I am them. I stand at a window looking out at the busy streets. I am reminded of where I live, which is strange because how could I forget. I watch, contemplate, smile, wonder, and always see something worth seeing.
When I photograph a stranger at the window, I wonder what they are thinking. I invade their privacy for a brief snap, not to offend, but because they are worth seeing. If they catch me, I smile and hope they smile back. The photo may be blurry, or something else in focus. But I remember that I’m not a photographer, I’m a traveler in the moment, seeing what I see.
Though we travel the world over to find the beautiful,
we must carry it with us or we find it not.
— Ralph Waldo Emerson
Flowers and animals make me happy.

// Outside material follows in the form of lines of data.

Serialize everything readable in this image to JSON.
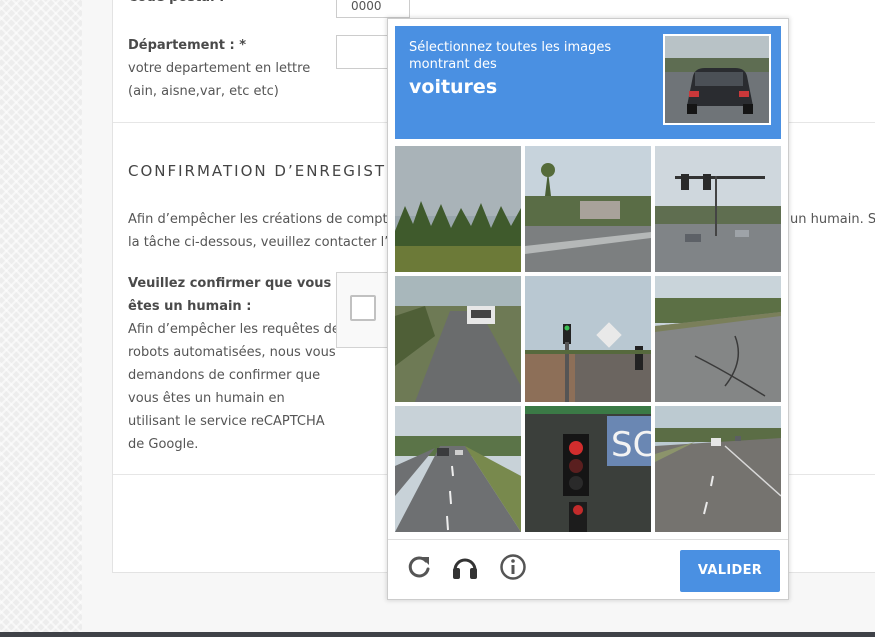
{
  "form": {
    "postal_label": "Code postal :",
    "postal_value": "0000",
    "dept_label": "Département : *",
    "dept_help_1": "votre departement en lettre",
    "dept_help_2": "(ain, aisne,var, etc etc)",
    "section_title": "CONFIRMATION D’ENREGISTR",
    "intro_line_1": "Afin d’empêcher les créations de comptes a",
    "intro_line_1_right": "un humain. Si",
    "intro_line_2": "la tâche ci-dessous, veuillez contacter l’adm",
    "confirm_label_1": "Veuillez confirmer que vous",
    "confirm_label_2": "êtes un humain :",
    "confirm_help": [
      "Afin d’empêcher les requêtes de",
      "robots automatisées, nous vous",
      "demandons de confirmer que",
      "vous êtes un humain en",
      "utilisant le service reCAPTCHA",
      "de Google."
    ]
  },
  "challenge": {
    "instruction_1": "Sélectionnez toutes les images",
    "instruction_2": "montrant des",
    "keyword": "voitures",
    "verify_label": "VALIDER",
    "icons": [
      "reload-icon",
      "headphones-icon",
      "info-icon"
    ]
  },
  "colors": {
    "accent": "#4a90e2",
    "bottom_bar": "#3f4248"
  }
}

The pop of color on green leaves. Cows. Fruit on a tree. A perfect palm on the shore. A cat in the sun. Even a bare tree lightly dusted in snow. These things make me love life and remember how lucky I am to live mine. And as we enter our third month of winter here in Shenyang, I’m missing those little pops of color.
On a recent trip to Vietnam, where all things were in bloom around us, I smiled at the random flowers on the side of the road, each of the palms in view, chomping cows and sunning crocodiles. On every trip we make, and every day I step outside in familiar surroundings too, I search for beauty in trees, flowers, animals, nature. It makes me smile. So let me share a few smiles with you.
We had the great fortune to travel to Vietnam a few weeks ago. We spent 10 days in Ho Chi Minh City, the Mekong Delta and Mui Ne. We kicked off our trip in the crazy, beautiful HCMC; home to 9 million people, and 5 million motorbikes. It is one of the craziest cities we’ve ever been in, and one of the most beautiful. It was only surpassed by the beauty of the river towns and the delta, and a few calm, peaceful days at Mui Ne.
For me, Vietnam was a trip of feeling. It was the sights, sounds, smells, tastes and more in such an amazing country that has been through so much. So I give you some of the sights and stories in these photos. And a wonderful phrase that I hope to remember every day of my lucky life.
I think the real miracle is not to walk either on water or in thin air, but to walk on earth. Every day we are engaged in a miracle which we don’t even recognize: a blue sky, white clouds, green leaves, the black, curious eyes of a child — our own two eyes. All is a miracle. Thich Nhat Hanh
Today, we finally chose a picture to send into the Purdue Alumnus magazine (https://www.purduealumni.org/alumnus/), hoping to show off our world travels. This is what I submitted to them and the President’s Council this morning, which inspired me to share it here, and a few more pictures of our Sarangkot experience.